Adverting to the military ardour and spirit which, through the course of the war, appear to have animated all orders and degrees among us, the poet thus exultingly and distinctly regards them according to their ranks in society :
•_ Britain's bright ensigns blaze from shore to shore,
See her bold offspring round those ensigns pour ?
Conqu’rors on shore, and sov’reigns on the main.' The poet's introductory address to Mr. Pitt (• Th’immortal son of an immortal sire !') is elegant and nervous :--it reminds us, together with the whole poem, of Prov. ch. xi. v. 10. “When it goeth well with the righteous, the city rejoiceth; and when the wicked perish there is shouting.”
* In the exordium, he alludes to the Heav'n-born Muse
- When fir'd in virtue's cause, she pours along
NOVEL S. art. žl. Henry Willoughby. .2 Vols. 12mo. 75. Boards. Kearsley,
Misanthropy is, too often, the voice of age, but very rarely that of youth. On our first entrance into life, we generally view the prospect before us through the bright and flattering medium of hope ; expectation is vivid ; and we can scarcely credit.the representation of experience, that the world is a scene of vanity and sorrow. If we are to believe the short preface prefixed to these volumes, the author, who is but just of age, is an exception to this remark. He sees the world through the most gloomy optics, and finds in civil society nothing but vice and misery. The characters of a philantlıropic philosopher, (who, like the benevolent Howard, explores and relieves the miseries of prisons); of a negroe woman ; and of a Quaker ; he holds up to admiration : but, excepting these, he makes his hero meet with only the most odious and detestable ; so that at last he resolves, with a friend, to abandon Europe and unite himself with a Quakerestablishment in America. We may say indeed of this Novel, in the words which the author has put into the mouth of one of his characters, that it is a gloomy picture of man, [in civil society,] calculated to inspire the attentive beholder with sentiments of disgust and abhorrence.'

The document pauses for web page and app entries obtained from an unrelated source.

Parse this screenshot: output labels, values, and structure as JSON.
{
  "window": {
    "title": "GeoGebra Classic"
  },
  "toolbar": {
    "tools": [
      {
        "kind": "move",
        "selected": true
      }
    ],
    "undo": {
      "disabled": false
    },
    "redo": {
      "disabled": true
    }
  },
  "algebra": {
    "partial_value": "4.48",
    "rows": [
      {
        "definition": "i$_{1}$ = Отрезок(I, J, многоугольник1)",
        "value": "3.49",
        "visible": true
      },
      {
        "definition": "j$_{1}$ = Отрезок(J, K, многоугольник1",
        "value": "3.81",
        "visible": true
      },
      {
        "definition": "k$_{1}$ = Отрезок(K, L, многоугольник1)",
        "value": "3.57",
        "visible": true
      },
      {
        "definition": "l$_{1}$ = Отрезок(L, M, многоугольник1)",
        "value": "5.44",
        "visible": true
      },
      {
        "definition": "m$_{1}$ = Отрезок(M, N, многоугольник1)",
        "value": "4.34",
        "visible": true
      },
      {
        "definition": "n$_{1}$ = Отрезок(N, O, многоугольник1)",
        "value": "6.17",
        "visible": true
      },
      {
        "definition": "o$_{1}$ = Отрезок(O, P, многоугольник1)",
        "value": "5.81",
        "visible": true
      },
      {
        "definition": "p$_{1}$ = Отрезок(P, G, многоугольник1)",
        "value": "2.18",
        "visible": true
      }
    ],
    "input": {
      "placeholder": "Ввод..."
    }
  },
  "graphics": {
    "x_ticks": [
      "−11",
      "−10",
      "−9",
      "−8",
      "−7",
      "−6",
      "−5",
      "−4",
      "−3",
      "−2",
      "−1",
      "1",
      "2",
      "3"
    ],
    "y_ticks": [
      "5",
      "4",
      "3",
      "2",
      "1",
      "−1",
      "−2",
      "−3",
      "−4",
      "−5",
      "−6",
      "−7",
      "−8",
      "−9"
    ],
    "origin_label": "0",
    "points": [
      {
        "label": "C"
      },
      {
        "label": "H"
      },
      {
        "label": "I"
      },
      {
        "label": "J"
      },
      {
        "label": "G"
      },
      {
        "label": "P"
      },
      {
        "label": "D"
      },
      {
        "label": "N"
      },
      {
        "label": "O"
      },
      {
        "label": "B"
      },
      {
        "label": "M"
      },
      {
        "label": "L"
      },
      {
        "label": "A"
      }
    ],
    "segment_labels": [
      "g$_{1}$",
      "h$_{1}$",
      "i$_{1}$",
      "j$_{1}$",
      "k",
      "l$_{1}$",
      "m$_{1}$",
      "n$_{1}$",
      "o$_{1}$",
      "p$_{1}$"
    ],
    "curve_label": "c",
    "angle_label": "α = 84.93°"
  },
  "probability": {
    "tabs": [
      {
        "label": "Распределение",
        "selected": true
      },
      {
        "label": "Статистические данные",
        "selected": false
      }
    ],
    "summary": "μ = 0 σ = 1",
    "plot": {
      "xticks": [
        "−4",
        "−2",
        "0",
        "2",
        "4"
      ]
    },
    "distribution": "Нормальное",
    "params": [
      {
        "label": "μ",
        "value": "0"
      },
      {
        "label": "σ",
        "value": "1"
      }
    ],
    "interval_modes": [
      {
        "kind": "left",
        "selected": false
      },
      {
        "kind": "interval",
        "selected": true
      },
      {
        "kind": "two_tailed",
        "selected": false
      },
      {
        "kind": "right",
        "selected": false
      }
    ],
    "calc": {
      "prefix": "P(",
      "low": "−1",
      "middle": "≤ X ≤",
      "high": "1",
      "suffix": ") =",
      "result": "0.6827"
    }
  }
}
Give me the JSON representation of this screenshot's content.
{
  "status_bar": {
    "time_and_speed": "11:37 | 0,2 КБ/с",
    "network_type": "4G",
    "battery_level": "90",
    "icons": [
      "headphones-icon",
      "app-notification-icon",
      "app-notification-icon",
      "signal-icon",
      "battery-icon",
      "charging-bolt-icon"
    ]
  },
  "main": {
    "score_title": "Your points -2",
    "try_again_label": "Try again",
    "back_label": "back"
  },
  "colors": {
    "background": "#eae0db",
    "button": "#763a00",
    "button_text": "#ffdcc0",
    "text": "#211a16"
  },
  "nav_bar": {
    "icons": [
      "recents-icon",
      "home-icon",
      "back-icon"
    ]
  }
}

The Devil, says an old proverb, is often pointed blacker than he really is ; and a similar remark may be applied to this author's view of society. He must have painted from imagination, and not from experience : his characters are unnatural : they never did nor could exist; and his system, which he gradually developes, in regard to the renovation of society, is as impracticable as his representation of the present state of it is incorrect. There are many vices and evilo to cure among us; yet not enough to make it necessary, in order to the enjoyment of happiness, that we should abandon our country for the deserts or savannahs of America.
Novels have lately been the vehicles of certain speculative principles, in which these are artfully exhibited as established truths, essential to the improvement and happiness of man; and human nature in her present state is blackened beyond reality, in order to give them effect. We protest against this as an unfair proceeding; and no system can be good that wants such aid. Art. 32. Statira, or the Mother. 12mo. 35. 6d. Lane. 1798.
This volume may communicate little interest to the reader, but will convey no injury to his morals. The design is to exhibit the fatal effects of jealousy, as exemplified in two tragical but improbable stories.--Is jealousy the epidemical vice of this age and country? We should not be sorry to perceive a certain degree of it somewhat more prevalent.
, MISCELLANEOUS. Art. 33. Dr. Johnson's Table-Talk: containing Aphorisms on Li.
térature, Life, and Manners; with Anecdotes of distinguished Persons : selected and arranged from Mr. Boswell's Life of John. son. 8vo. pp. 446. 6s. Boards. Dilly. 1798. Rev. Oct. 1798.